● Exercise requirements: Check each line of the material for the string "урона", and copy the lines that have it.

┌──

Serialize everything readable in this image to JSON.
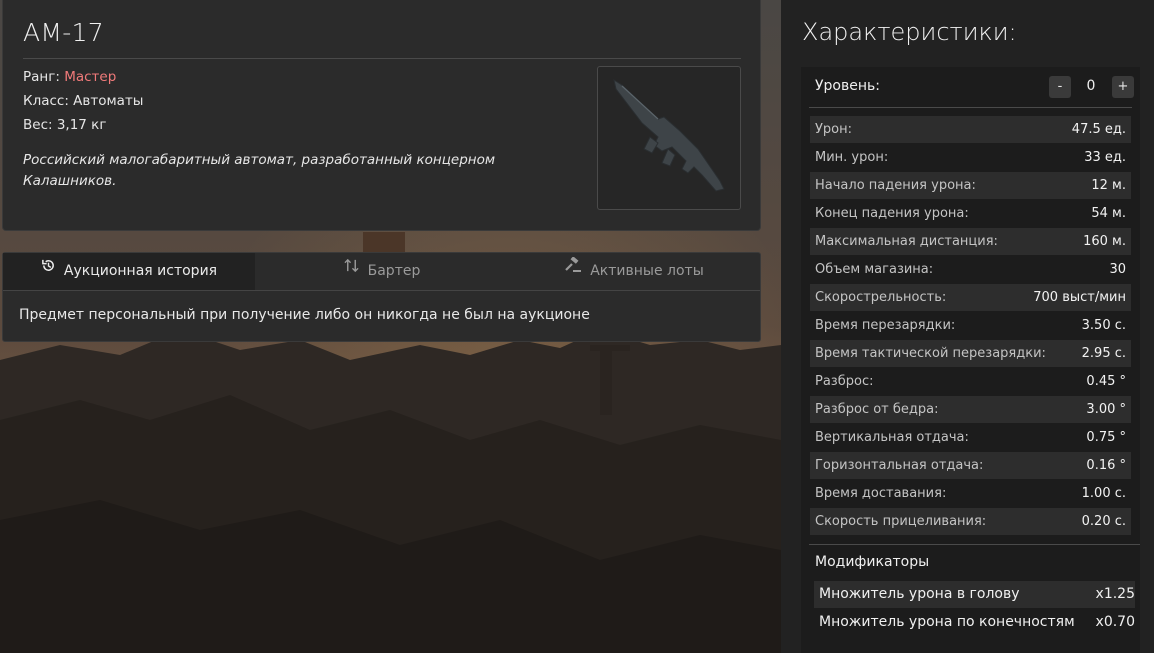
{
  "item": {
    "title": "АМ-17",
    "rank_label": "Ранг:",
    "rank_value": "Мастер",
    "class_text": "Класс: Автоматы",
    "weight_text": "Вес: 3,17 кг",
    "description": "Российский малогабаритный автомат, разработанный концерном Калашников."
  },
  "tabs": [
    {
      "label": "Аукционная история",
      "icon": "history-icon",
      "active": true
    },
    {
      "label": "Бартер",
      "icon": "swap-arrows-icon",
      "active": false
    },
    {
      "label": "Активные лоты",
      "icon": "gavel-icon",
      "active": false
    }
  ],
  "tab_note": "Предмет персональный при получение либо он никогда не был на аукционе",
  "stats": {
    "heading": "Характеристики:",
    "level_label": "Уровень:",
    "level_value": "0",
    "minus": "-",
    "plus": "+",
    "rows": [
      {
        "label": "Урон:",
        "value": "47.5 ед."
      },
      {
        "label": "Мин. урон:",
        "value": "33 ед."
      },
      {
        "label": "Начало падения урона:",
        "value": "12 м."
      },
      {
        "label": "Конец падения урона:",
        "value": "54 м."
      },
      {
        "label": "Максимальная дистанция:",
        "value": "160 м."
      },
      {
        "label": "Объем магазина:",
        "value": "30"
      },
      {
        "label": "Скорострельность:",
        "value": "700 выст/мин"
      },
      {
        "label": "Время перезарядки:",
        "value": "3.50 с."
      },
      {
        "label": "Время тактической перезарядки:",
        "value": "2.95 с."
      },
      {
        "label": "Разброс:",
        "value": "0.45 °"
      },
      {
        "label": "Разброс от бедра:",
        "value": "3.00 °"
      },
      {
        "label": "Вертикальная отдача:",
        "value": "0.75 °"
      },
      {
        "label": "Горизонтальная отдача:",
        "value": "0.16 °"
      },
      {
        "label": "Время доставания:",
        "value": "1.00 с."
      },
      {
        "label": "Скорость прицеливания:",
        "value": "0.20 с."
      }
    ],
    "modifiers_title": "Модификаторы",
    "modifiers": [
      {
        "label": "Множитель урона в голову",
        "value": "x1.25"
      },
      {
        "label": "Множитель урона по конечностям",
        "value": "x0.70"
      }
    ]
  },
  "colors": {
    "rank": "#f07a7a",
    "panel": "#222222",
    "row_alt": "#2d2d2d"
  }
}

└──
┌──

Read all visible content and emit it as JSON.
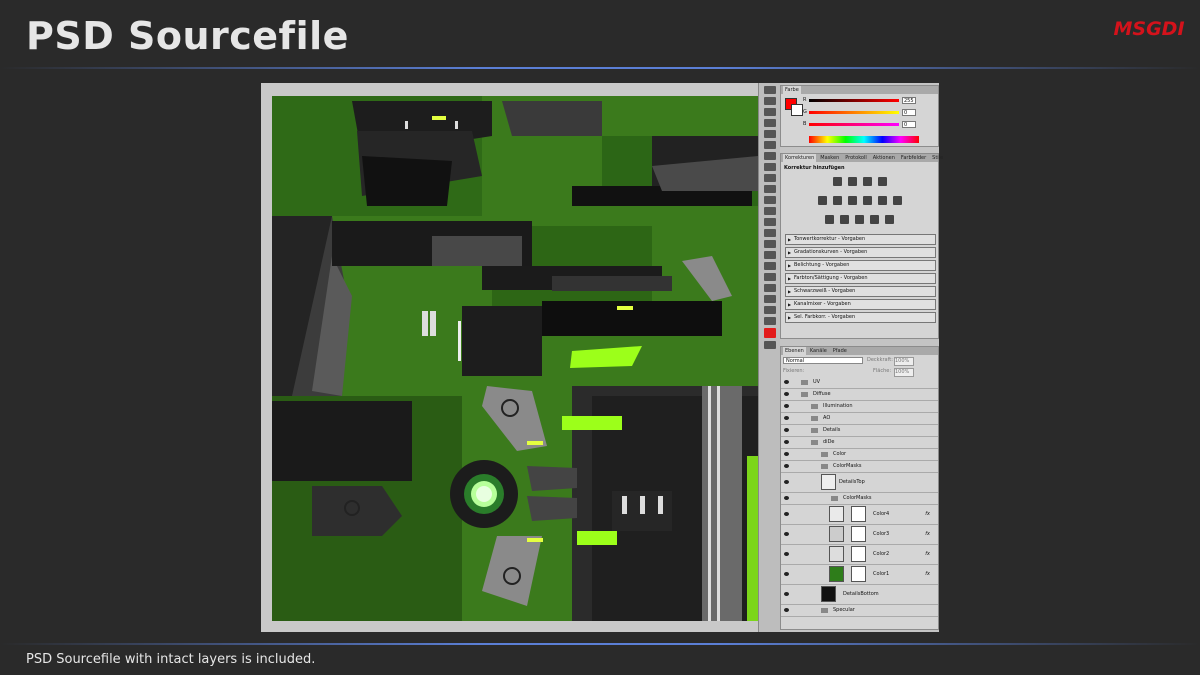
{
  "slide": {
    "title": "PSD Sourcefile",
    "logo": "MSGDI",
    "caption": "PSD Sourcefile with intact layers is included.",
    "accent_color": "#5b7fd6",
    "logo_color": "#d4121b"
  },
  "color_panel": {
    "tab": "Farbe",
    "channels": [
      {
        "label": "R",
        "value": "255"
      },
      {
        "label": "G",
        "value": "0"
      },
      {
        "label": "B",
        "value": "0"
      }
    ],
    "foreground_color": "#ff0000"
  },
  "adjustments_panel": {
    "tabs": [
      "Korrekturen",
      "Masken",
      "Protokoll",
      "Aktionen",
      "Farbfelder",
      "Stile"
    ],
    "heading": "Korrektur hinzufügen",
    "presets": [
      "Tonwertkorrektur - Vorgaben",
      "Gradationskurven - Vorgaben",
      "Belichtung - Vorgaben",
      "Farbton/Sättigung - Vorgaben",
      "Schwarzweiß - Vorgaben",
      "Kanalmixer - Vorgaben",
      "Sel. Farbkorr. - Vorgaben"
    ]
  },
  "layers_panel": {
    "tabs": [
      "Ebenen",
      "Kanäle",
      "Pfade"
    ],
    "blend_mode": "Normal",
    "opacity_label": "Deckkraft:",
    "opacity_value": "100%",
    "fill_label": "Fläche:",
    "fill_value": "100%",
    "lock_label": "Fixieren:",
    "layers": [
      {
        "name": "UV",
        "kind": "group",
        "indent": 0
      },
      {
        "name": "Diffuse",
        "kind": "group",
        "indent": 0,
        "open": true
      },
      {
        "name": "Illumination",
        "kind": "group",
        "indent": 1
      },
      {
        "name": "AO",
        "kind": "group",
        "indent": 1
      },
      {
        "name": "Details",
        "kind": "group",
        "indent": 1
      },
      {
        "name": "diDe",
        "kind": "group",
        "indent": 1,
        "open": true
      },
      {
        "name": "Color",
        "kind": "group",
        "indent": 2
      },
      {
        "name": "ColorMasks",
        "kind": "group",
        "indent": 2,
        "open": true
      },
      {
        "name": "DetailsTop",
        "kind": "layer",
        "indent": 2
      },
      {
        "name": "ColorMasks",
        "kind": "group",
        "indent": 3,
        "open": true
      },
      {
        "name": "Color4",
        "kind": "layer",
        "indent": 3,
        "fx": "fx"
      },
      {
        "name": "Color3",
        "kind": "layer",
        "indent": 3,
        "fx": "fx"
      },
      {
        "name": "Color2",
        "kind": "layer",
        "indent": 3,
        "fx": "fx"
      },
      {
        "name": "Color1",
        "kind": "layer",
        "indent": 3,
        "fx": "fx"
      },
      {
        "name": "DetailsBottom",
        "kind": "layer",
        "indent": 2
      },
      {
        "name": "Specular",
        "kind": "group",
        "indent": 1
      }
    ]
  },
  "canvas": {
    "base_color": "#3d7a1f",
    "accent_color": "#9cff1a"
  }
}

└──

● Problem solution:
        "label": "Начало падения урона:",
        "label": "Конец падения урона:",
        "label": "Множитель урона в голову",
        "label": "Множитель урона по конечностям",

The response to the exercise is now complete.